_WHAT TO WORK ON:_ All of the data below is to be repeated exactly, except for the pictures.

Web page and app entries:
************
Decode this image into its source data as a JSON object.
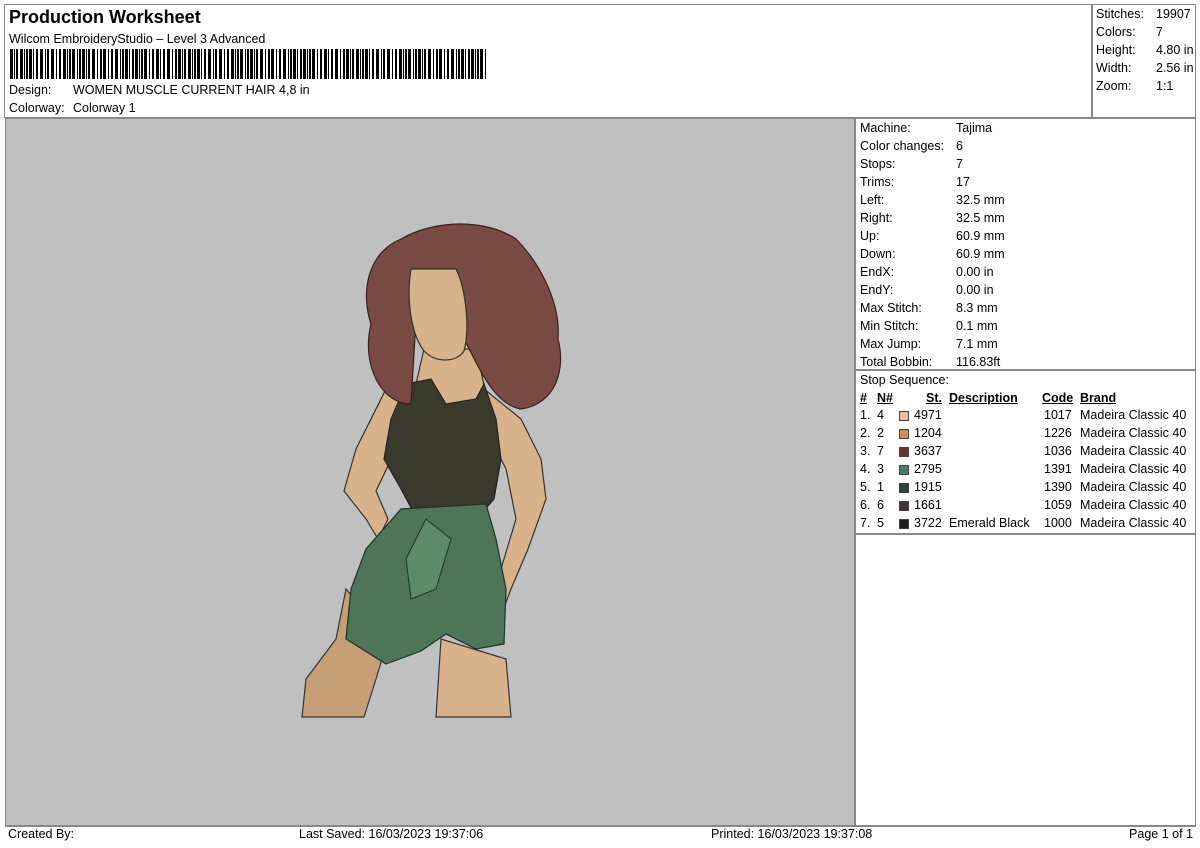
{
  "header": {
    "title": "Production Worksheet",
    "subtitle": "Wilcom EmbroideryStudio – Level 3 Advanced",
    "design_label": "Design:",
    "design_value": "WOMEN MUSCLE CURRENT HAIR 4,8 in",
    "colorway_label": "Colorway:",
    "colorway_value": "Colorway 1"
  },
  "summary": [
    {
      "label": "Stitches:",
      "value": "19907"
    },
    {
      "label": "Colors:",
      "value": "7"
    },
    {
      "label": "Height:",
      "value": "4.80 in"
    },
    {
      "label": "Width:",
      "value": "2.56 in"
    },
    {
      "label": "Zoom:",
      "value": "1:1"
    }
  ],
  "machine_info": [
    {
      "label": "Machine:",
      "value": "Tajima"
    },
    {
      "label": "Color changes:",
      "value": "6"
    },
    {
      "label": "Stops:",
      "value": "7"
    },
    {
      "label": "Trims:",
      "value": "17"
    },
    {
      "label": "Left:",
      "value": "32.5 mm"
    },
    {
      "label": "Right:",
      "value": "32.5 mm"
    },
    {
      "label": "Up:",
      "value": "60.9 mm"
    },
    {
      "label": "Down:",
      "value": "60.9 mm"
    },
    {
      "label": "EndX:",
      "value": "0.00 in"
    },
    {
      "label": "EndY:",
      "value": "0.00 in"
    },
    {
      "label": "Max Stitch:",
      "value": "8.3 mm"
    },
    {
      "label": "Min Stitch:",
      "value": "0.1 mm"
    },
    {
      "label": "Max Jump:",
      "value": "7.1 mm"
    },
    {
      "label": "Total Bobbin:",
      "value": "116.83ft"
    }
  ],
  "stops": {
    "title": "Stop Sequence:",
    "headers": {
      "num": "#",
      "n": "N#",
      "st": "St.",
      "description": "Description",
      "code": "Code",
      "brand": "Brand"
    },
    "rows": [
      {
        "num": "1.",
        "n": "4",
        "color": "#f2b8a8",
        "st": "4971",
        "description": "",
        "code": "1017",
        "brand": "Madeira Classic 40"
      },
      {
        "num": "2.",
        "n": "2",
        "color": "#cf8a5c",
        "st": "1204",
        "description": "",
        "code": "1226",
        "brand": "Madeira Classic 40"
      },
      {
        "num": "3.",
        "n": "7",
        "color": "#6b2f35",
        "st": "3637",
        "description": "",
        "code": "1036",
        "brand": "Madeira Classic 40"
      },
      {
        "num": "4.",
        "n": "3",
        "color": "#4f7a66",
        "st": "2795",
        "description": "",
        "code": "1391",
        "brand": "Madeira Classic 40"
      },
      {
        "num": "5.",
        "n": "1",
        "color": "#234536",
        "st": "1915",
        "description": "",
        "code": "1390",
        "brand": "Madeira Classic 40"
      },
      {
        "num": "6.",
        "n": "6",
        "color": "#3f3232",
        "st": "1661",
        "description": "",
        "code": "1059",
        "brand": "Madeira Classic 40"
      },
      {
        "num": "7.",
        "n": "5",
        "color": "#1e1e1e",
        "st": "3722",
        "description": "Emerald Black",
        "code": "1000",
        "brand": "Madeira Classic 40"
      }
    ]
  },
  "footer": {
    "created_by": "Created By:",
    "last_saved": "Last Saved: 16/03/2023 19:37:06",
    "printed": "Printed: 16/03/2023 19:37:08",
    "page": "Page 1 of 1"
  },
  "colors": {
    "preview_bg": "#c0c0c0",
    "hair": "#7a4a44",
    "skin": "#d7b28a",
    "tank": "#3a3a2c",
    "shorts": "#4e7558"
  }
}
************
_WRITTEN RESPONSE:_
Decode this image into its source data as a JSON object.
{
  "header": {
    "title": "Production Worksheet",
    "subtitle": "Wilcom EmbroideryStudio – Level 3 Advanced",
    "design_label": "Design:",
    "design_value": "WOMEN MUSCLE CURRENT HAIR 4,8 in",
    "colorway_label": "Colorway:",
    "colorway_value": "Colorway 1"
  },
  "summary": [
    {
      "label": "Stitches:",
      "value": "19907"
    },
    {
      "label": "Colors:",
      "value": "7"
    },
    {
      "label": "Height:",
      "value": "4.80 in"
    },
    {
      "label": "Width:",
      "value": "2.56 in"
    },
    {
      "label": "Zoom:",
      "value": "1:1"
    }
  ],
  "machine_info": [
    {
      "label": "Machine:",
      "value": "Tajima"
    },
    {
      "label": "Color changes:",
      "value": "6"
    },
    {
      "label": "Stops:",
      "value": "7"
    },
    {
      "label": "Trims:",
      "value": "17"
    },
    {
      "label": "Left:",
      "value": "32.5 mm"
    },
    {
      "label": "Right:",
      "value": "32.5 mm"
    },
    {
      "label": "Up:",
      "value": "60.9 mm"
    },
    {
      "label": "Down:",
      "value": "60.9 mm"
    },
    {
      "label": "EndX:",
      "value": "0.00 in"
    },
    {
      "label": "EndY:",
      "value": "0.00 in"
    },
    {
      "label": "Max Stitch:",
      "value": "8.3 mm"
    },
    {
      "label": "Min Stitch:",
      "value": "0.1 mm"
    },
    {
      "label": "Max Jump:",
      "value": "7.1 mm"
    },
    {
      "label": "Total Bobbin:",
      "value": "116.83ft"
    }
  ],
  "stops": {
    "title": "Stop Sequence:",
    "headers": {
      "num": "#",
      "n": "N#",
      "st": "St.",
      "description": "Description",
      "code": "Code",
      "brand": "Brand"
    },
    "rows": [
      {
        "num": "1.",
        "n": "4",
        "color": "#f2b8a8",
        "st": "4971",
        "description": "",
        "code": "1017",
        "brand": "Madeira Classic 40"
      },
      {
        "num": "2.",
        "n": "2",
        "color": "#cf8a5c",
        "st": "1204",
        "description": "",
        "code": "1226",
        "brand": "Madeira Classic 40"
      },
      {
        "num": "3.",
        "n": "7",
        "color": "#6b2f35",
        "st": "3637",
        "description": "",
        "code": "1036",
        "brand": "Madeira Classic 40"
      },
      {
        "num": "4.",
        "n": "3",
        "color": "#4f7a66",
        "st": "2795",
        "description": "",
        "code": "1391",
        "brand": "Madeira Classic 40"
      },
      {
        "num": "5.",
        "n": "1",
        "color": "#234536",
        "st": "1915",
        "description": "",
        "code": "1390",
        "brand": "Madeira Classic 40"
      },
      {
        "num": "6.",
        "n": "6",
        "color": "#3f3232",
        "st": "1661",
        "description": "",
        "code": "1059",
        "brand": "Madeira Classic 40"
      },
      {
        "num": "7.",
        "n": "5",
        "color": "#1e1e1e",
        "st": "3722",
        "description": "Emerald Black",
        "code": "1000",
        "brand": "Madeira Classic 40"
      }
    ]
  },
  "footer": {
    "created_by": "Created By:",
    "last_saved": "Last Saved: 16/03/2023 19:37:06",
    "printed": "Printed: 16/03/2023 19:37:08",
    "page": "Page 1 of 1"
  },
  "colors": {
    "preview_bg": "#c0c0c0",
    "hair": "#7a4a44",
    "skin": "#d7b28a",
    "tank": "#3a3a2c",
    "shorts": "#4e7558"
  }
}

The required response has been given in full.